A group of five high school girls in Denmark are celebrating their recent win at a regional science competition, but while they enjoy a ginger-ale toast, the results have others re-thinking the radiation effects of wi-fi signals. Wi-Fi signals and the effects of the associated radiation have been controversial for many years, with some parents even fighting to keep Wi-Fi service out of school settings, and the girls have inadvertently added fuel to the fire.
The experiment was sparked by the girls’ observations of how they felt after sleeping with wi-fi devices nearby, most commonly near their heads on bedside tables. They remarked that they felt sluggish and tired even after a full night’s sleep if devices were nearby, even in sleep-mode, with several girls report having “difficulty concentrating.”
A human trial was initially planned, but lacking the proper control methods — and likely a willing candidate — the students turned to another life form for their test and instead used lepidium satvium, a common garden cress. The seeds were planted in a total of 12 growing trays which were then placed in two separate locations. One set of six trays was located in a room free from radiation, and the remaining were set to grow in a room where two Wi-Fi routers emitted radiation similar to the average cellphone.

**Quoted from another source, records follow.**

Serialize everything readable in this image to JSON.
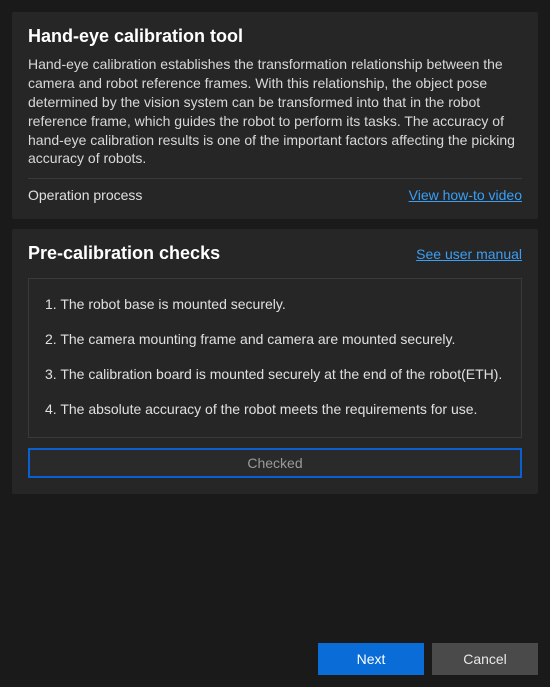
{
  "intro": {
    "title": "Hand-eye calibration tool",
    "description": "Hand-eye calibration establishes the transformation relationship between the camera and robot reference frames. With this relationship, the object pose determined by the vision system can be transformed into that in the robot reference frame, which guides the robot to perform its tasks. The accuracy of hand-eye calibration results is one of the important factors affecting the picking accuracy of robots.",
    "operation_label": "Operation process",
    "video_link": "View how-to video"
  },
  "checks": {
    "title": "Pre-calibration checks",
    "manual_link": "See user manual",
    "items": [
      "1. The robot base is mounted securely.",
      "2. The camera mounting frame and camera are mounted securely.",
      "3. The calibration board is mounted securely at the end of the robot(ETH).",
      "4. The absolute accuracy of the robot meets the requirements for use."
    ],
    "checked_button": "Checked"
  },
  "footer": {
    "next": "Next",
    "cancel": "Cancel"
  }
}
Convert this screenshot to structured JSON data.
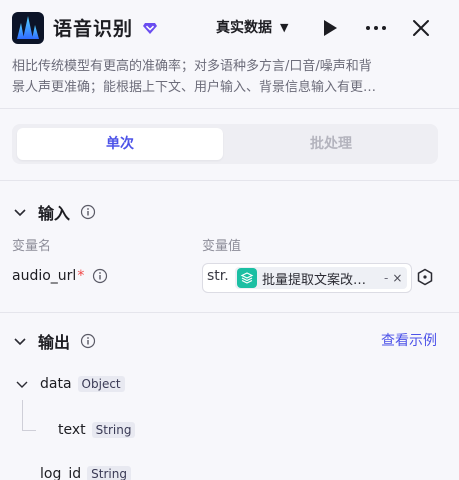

It turns out the girls fatigue may not be due solely to late night web surfing of Twitter conversations, because results of the growth experiment were obvious and striking: the seeds from the radiation free room had sprouted and were lush and green, while the trays exposed to the router held almost exclusively dead seedlings.
The conclusion has also attracted the attention of the scientific community. Kim Horsevad is a teacher at the Hjallerup School where the test took place, and says that upon hearing the results professors in the science department at nearby Karolinska Institute are showing interest in conducting similar experiments using the tighter controls their laboratory setting allows.